December 12, 2013 Sections
Winnipeg Free Press - PRINT EDITION
As the Winnipeg School Division ponders full-time kindergarten for students, it only needs to look at the province's French school division to see it working.
While WSD trustees will debate a motion next month to start full-time nursery and kindergarten a year from now and have it fully in place by 2018, Division scolaire franco-manitobaine superintendent Denis Ferré said his division phased in full-time kindergarten in 1999, and had it in all schools by 2003.
"It has been positive," Ferré said Tuesday. "There's no way we would go back."
In a few months, some DSFM nursery students will also be immersed in francophone culture full time.
The division will start a pilot project for nursery students at one of its schools in January.
"We know this has an impact on student learning," he said.
"You have to be sure you conduct it all with the daycare, but at the end of the day it is good for kids."

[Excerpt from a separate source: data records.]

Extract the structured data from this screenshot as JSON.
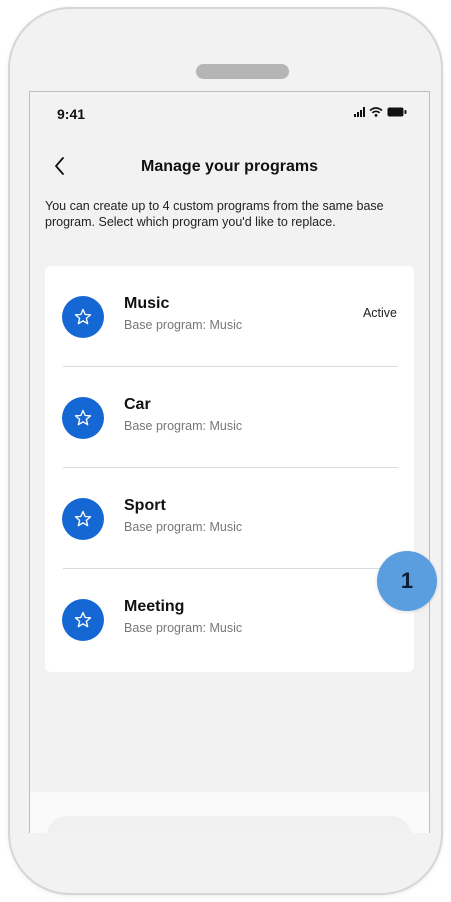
{
  "status_bar": {
    "time": "9:41"
  },
  "header": {
    "title": "Manage your programs",
    "back_icon": "chevron-left-icon"
  },
  "description": "You can create up to 4 custom programs from the same base program. Select which program you'd like to replace.",
  "programs": [
    {
      "name": "Music",
      "base": "Base program: Music",
      "status": "Active",
      "icon": "star-icon"
    },
    {
      "name": "Car",
      "base": "Base program: Music",
      "status": "",
      "icon": "star-icon"
    },
    {
      "name": "Sport",
      "base": "Base program: Music",
      "status": "",
      "icon": "star-icon"
    },
    {
      "name": "Meeting",
      "base": "Base program: Music",
      "status": "",
      "icon": "star-icon"
    }
  ],
  "annotation": {
    "step_number": "1"
  },
  "colors": {
    "accent": "#1567d3",
    "badge": "#5b9ee0",
    "background": "#f2f2f2"
  }
}
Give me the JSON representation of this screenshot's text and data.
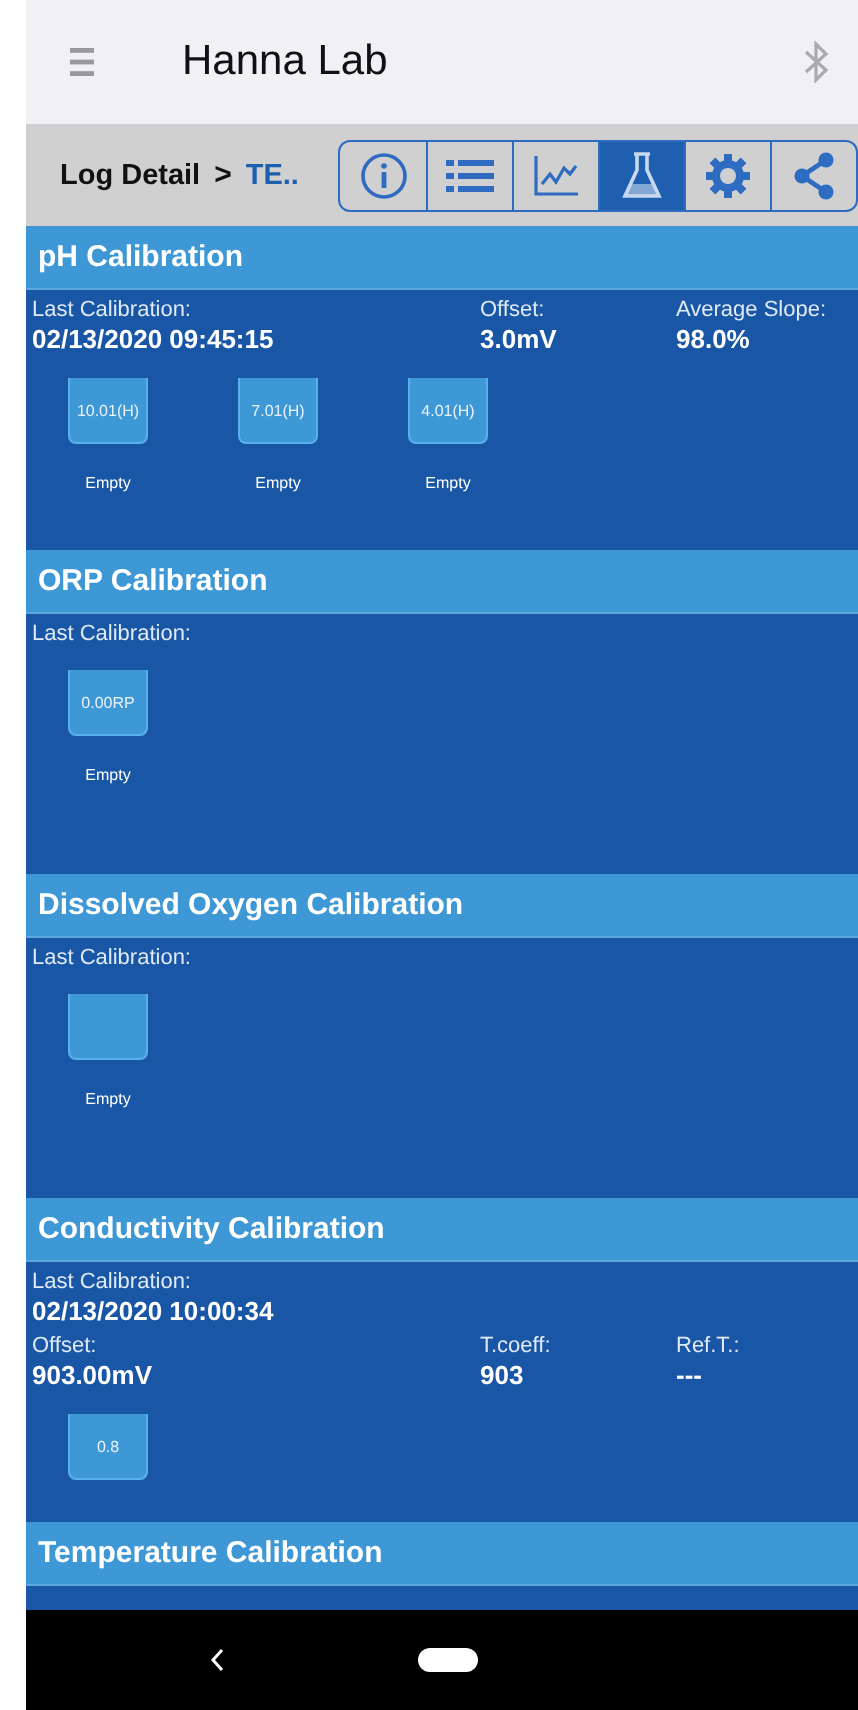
{
  "app_bar": {
    "title": "Hanna Lab"
  },
  "breadcrumb": {
    "parent": "Log Detail",
    "separator": ">",
    "current": "TE.."
  },
  "tabs": [
    {
      "kind": "info",
      "selected": false
    },
    {
      "kind": "list",
      "selected": false
    },
    {
      "kind": "chart",
      "selected": false
    },
    {
      "kind": "flask",
      "selected": true
    },
    {
      "kind": "gear",
      "selected": false
    },
    {
      "kind": "share",
      "selected": false
    }
  ],
  "sections": [
    {
      "title": "pH Calibration",
      "rows": [
        [
          {
            "label": "Last Calibration:",
            "value": "02/13/2020 09:45:15"
          },
          {
            "label": "Offset:",
            "value": "3.0mV"
          },
          {
            "label": "Average Slope:",
            "value": "98.0%"
          }
        ]
      ],
      "beakers": [
        {
          "label": "10.01(H)",
          "caption": "Empty"
        },
        {
          "label": "7.01(H)",
          "caption": "Empty"
        },
        {
          "label": "4.01(H)",
          "caption": "Empty"
        }
      ]
    },
    {
      "title": "ORP Calibration",
      "rows": [
        [
          {
            "label": "Last Calibration:"
          }
        ]
      ],
      "beakers": [
        {
          "label": "0.00RP",
          "caption": "Empty"
        }
      ]
    },
    {
      "title": "Dissolved Oxygen Calibration",
      "rows": [
        [
          {
            "label": "Last Calibration:"
          }
        ]
      ],
      "beakers": [
        {
          "caption": "Empty"
        }
      ]
    },
    {
      "title": "Conductivity Calibration",
      "rows": [
        [
          {
            "label": "Last Calibration:",
            "value": "02/13/2020 10:00:34"
          }
        ],
        [
          {
            "label": "Offset:",
            "value": "903.00mV"
          },
          {
            "label": "T.coeff:",
            "value": "903"
          },
          {
            "label": "Ref.T.:",
            "value": "---"
          }
        ]
      ],
      "beakers": [
        {
          "label": "0.8"
        }
      ]
    },
    {
      "title": "Temperature Calibration"
    }
  ]
}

This week, WSD trustee Mark Wasyliw tabled the motion that will be debated at the board's Oct. 7 meeting.
Wasyliw said Ontario has full-day enrolment in both kindergarten and nursery and it has produced positive results.
He said Manitoba doesn't fund nursery, but does provide funding for half-day kindergarten.
Both Brandon and St. James-Assiniboia School divisions have full-day kindergartens in a few schools, while some rural areas have full-day kindergarten every other day to reduce busing costs.
Daycare advocates warn if the division adopts more full-time classes for younger students, they should be brought into the conversation early so they can prepare for the change.
"It would be significant for people because a full school day is not a full work day for most people," Pat Wege, executive director of the Manitoba Child Care Association, said.
"There would still be a need for child care for before and after school, holidays, and inservices. It's hard to staff those times because people don't want those shifts."
Don Giesbrecht, CEO of the Canadian Child Care Federation, said when Prince Edward Island created full-time kindergarten, it fast-tracked education so early childhood educators could be upgraded into kindergarten teachers.
Giesbrecht said Ontario is still struggling to work out the kinks on the child care side, but the evidence shows getting children into school full time at an earlier age is beneficial.
"(Wasyliw) is right. The data coming from Ontario about the education of the children is bang on," he said.
"Early education has tremendous benefits. But you need the whole education system to link up with child-care programs."
Paul Olson, president of the Manitoba Teachers Society, said there are benefits to full-time kindergarten and nursery, but he worries about funding.
Olson noted the province is already reducing kindergarten to Grade 3 class sizes and "if the province does too many initiatives at once, you could undermine them all."
Education Minister Nancy Allan could not be reached for comment, but provincial spokeswoman Naline Rampersad said the government's current priority is reducing class sizes from kindergarten to Grade 3 so young children get more individual time with teachers.
"We know that the early years are critical for laying a strong foundation for student success," she said.
A spokesman for the provincial Progressive Conservatives said they are developing a policy and they consider it a major issue.
"We are not prepared to make a statement on that, except to say we are listening to Manitobans and will continue to be all ears over the next several months as our party policy process continues," the spokesman said.
Republished from the Winnipeg Free Press print edition September 25, 2013 A8